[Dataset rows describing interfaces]
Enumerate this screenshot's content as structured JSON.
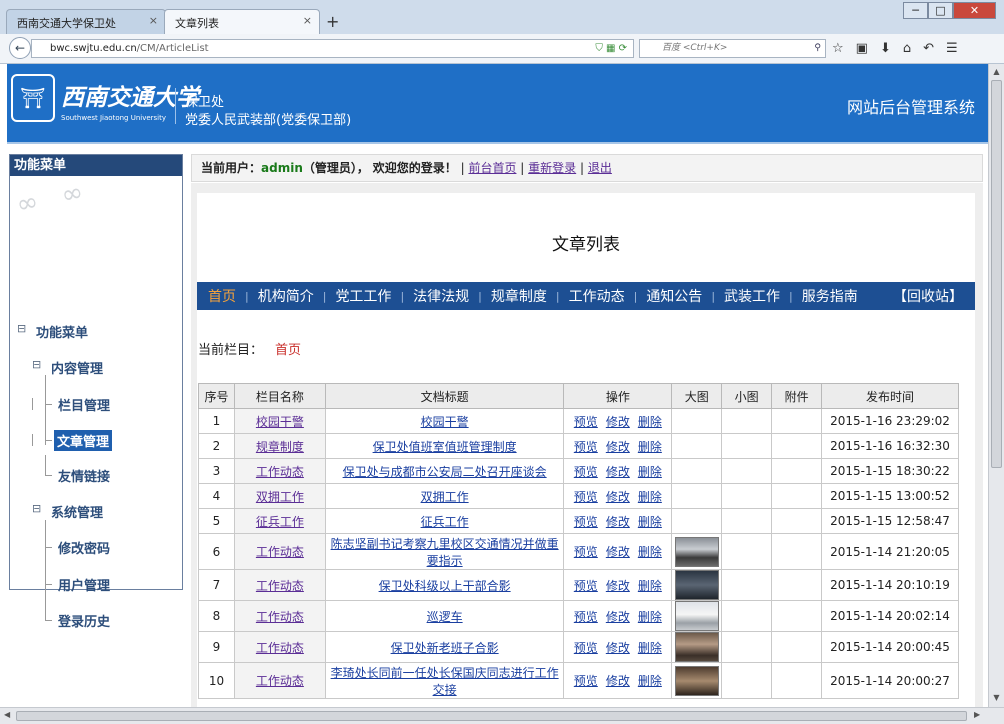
{
  "browser": {
    "tabs": [
      {
        "title": "西南交通大学保卫处",
        "close": "×"
      },
      {
        "title": "文章列表",
        "close": "×"
      }
    ],
    "new_tab": "+",
    "ghost_tab_text": "",
    "back_icon": "←",
    "url_host": "bwc.swjtu.edu.cn",
    "url_path": "/CM/ArticleList",
    "url_right_icons": "⛉ ▦ ⟳",
    "search_engine_icon": "🔍",
    "search_placeholder": "百度 <Ctrl+K>",
    "search_go": "⚲",
    "toolbar_icons": [
      "☆",
      "▣",
      "⬇",
      "⌂",
      "↶",
      "☰"
    ],
    "window_buttons": [
      "─",
      "□",
      "✕"
    ]
  },
  "header": {
    "logo_glyph": "⛩",
    "cn_name": "西南交通大学",
    "en_name": "Southwest Jiaotong University",
    "dept_line1": "保卫处",
    "dept_line2": "党委人民武装部(党委保卫部)",
    "system_title": "网站后台管理系统"
  },
  "sidebar": {
    "title": "功能菜单",
    "root": "功能菜单",
    "groups": [
      {
        "label": "内容管理",
        "items": [
          "栏目管理",
          "文章管理",
          "友情链接"
        ]
      },
      {
        "label": "系统管理",
        "items": [
          "修改密码",
          "用户管理",
          "登录历史"
        ]
      }
    ],
    "active_item": "文章管理",
    "collapse_glyph": "⊟"
  },
  "userbar": {
    "prefix": "当前用户：",
    "username": "admin",
    "role": "（管理员），",
    "welcome": "欢迎您的登录！",
    "sep": "|",
    "links": [
      "前台首页",
      "重新登录",
      "退出"
    ]
  },
  "page": {
    "title": "文章列表",
    "nav": [
      "首页",
      "机构简介",
      "党工工作",
      "法律法规",
      "规章制度",
      "工作动态",
      "通知公告",
      "武装工作",
      "服务指南"
    ],
    "nav_current": "首页",
    "nav_sep": "|",
    "recycle": "【回收站】",
    "current_label": "当前栏目：",
    "current_value": "首页"
  },
  "table": {
    "headers": [
      "序号",
      "栏目名称",
      "文档标题",
      "操作",
      "大图",
      "小图",
      "附件",
      "发布时间"
    ],
    "ops": [
      "预览",
      "修改",
      "删除"
    ],
    "rows": [
      {
        "no": "1",
        "cat": "校园干警",
        "title": "校园干警",
        "thumb": "",
        "time": "2015-1-16 23:29:02"
      },
      {
        "no": "2",
        "cat": "规章制度",
        "title": "保卫处值班室值班管理制度",
        "thumb": "",
        "time": "2015-1-16 16:32:30"
      },
      {
        "no": "3",
        "cat": "工作动态",
        "title": "保卫处与成都市公安局二处召开座谈会",
        "thumb": "",
        "time": "2015-1-15 18:30:22"
      },
      {
        "no": "4",
        "cat": "双拥工作",
        "title": "双拥工作",
        "thumb": "",
        "time": "2015-1-15 13:00:52"
      },
      {
        "no": "5",
        "cat": "征兵工作",
        "title": "征兵工作",
        "thumb": "",
        "time": "2015-1-15 12:58:47"
      },
      {
        "no": "6",
        "cat": "工作动态",
        "title": "陈志坚副书记考察九里校区交通情况并做重要指示",
        "thumb": "t1",
        "time": "2015-1-14 21:20:05"
      },
      {
        "no": "7",
        "cat": "工作动态",
        "title": "保卫处科级以上干部合影",
        "thumb": "t2",
        "time": "2015-1-14 20:10:19"
      },
      {
        "no": "8",
        "cat": "工作动态",
        "title": "巡逻车",
        "thumb": "t3",
        "time": "2015-1-14 20:02:14"
      },
      {
        "no": "9",
        "cat": "工作动态",
        "title": "保卫处新老班子合影",
        "thumb": "t4",
        "time": "2015-1-14 20:00:45"
      },
      {
        "no": "10",
        "cat": "工作动态",
        "title": "李琦处长同前一任处长保国庆同志进行工作交接",
        "thumb": "t5",
        "time": "2015-1-14 20:00:27"
      }
    ]
  },
  "scroll": {
    "up": "▲",
    "down": "▼",
    "left": "◀",
    "right": "▶",
    "grip": "⁞"
  }
}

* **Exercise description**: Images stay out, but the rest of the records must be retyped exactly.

* **Task solution**:
Enumerate this screenshot's content as structured JSON.
{
  "browser": {
    "tabs": [
      {
        "title": "西南交通大学保卫处",
        "close": "×"
      },
      {
        "title": "文章列表",
        "close": "×"
      }
    ],
    "new_tab": "+",
    "ghost_tab_text": "",
    "back_icon": "←",
    "url_host": "bwc.swjtu.edu.cn",
    "url_path": "/CM/ArticleList",
    "url_right_icons": "⛉ ▦ ⟳",
    "search_engine_icon": "🔍",
    "search_placeholder": "百度 <Ctrl+K>",
    "search_go": "⚲",
    "toolbar_icons": [
      "☆",
      "▣",
      "⬇",
      "⌂",
      "↶",
      "☰"
    ],
    "window_buttons": [
      "─",
      "□",
      "✕"
    ]
  },
  "header": {
    "logo_glyph": "⛩",
    "cn_name": "西南交通大学",
    "en_name": "Southwest Jiaotong University",
    "dept_line1": "保卫处",
    "dept_line2": "党委人民武装部(党委保卫部)",
    "system_title": "网站后台管理系统"
  },
  "sidebar": {
    "title": "功能菜单",
    "root": "功能菜单",
    "groups": [
      {
        "label": "内容管理",
        "items": [
          "栏目管理",
          "文章管理",
          "友情链接"
        ]
      },
      {
        "label": "系统管理",
        "items": [
          "修改密码",
          "用户管理",
          "登录历史"
        ]
      }
    ],
    "active_item": "文章管理",
    "collapse_glyph": "⊟"
  },
  "userbar": {
    "prefix": "当前用户：",
    "username": "admin",
    "role": "（管理员），",
    "welcome": "欢迎您的登录！",
    "sep": "|",
    "links": [
      "前台首页",
      "重新登录",
      "退出"
    ]
  },
  "page": {
    "title": "文章列表",
    "nav": [
      "首页",
      "机构简介",
      "党工工作",
      "法律法规",
      "规章制度",
      "工作动态",
      "通知公告",
      "武装工作",
      "服务指南"
    ],
    "nav_current": "首页",
    "nav_sep": "|",
    "recycle": "【回收站】",
    "current_label": "当前栏目：",
    "current_value": "首页"
  },
  "table": {
    "headers": [
      "序号",
      "栏目名称",
      "文档标题",
      "操作",
      "大图",
      "小图",
      "附件",
      "发布时间"
    ],
    "ops": [
      "预览",
      "修改",
      "删除"
    ],
    "rows": [
      {
        "no": "1",
        "cat": "校园干警",
        "title": "校园干警",
        "thumb": "",
        "time": "2015-1-16 23:29:02"
      },
      {
        "no": "2",
        "cat": "规章制度",
        "title": "保卫处值班室值班管理制度",
        "thumb": "",
        "time": "2015-1-16 16:32:30"
      },
      {
        "no": "3",
        "cat": "工作动态",
        "title": "保卫处与成都市公安局二处召开座谈会",
        "thumb": "",
        "time": "2015-1-15 18:30:22"
      },
      {
        "no": "4",
        "cat": "双拥工作",
        "title": "双拥工作",
        "thumb": "",
        "time": "2015-1-15 13:00:52"
      },
      {
        "no": "5",
        "cat": "征兵工作",
        "title": "征兵工作",
        "thumb": "",
        "time": "2015-1-15 12:58:47"
      },
      {
        "no": "6",
        "cat": "工作动态",
        "title": "陈志坚副书记考察九里校区交通情况并做重要指示",
        "thumb": "t1",
        "time": "2015-1-14 21:20:05"
      },
      {
        "no": "7",
        "cat": "工作动态",
        "title": "保卫处科级以上干部合影",
        "thumb": "t2",
        "time": "2015-1-14 20:10:19"
      },
      {
        "no": "8",
        "cat": "工作动态",
        "title": "巡逻车",
        "thumb": "t3",
        "time": "2015-1-14 20:02:14"
      },
      {
        "no": "9",
        "cat": "工作动态",
        "title": "保卫处新老班子合影",
        "thumb": "t4",
        "time": "2015-1-14 20:00:45"
      },
      {
        "no": "10",
        "cat": "工作动态",
        "title": "李琦处长同前一任处长保国庆同志进行工作交接",
        "thumb": "t5",
        "time": "2015-1-14 20:00:27"
      }
    ]
  },
  "scroll": {
    "up": "▲",
    "down": "▼",
    "left": "◀",
    "right": "▶",
    "grip": "⁞"
  }
}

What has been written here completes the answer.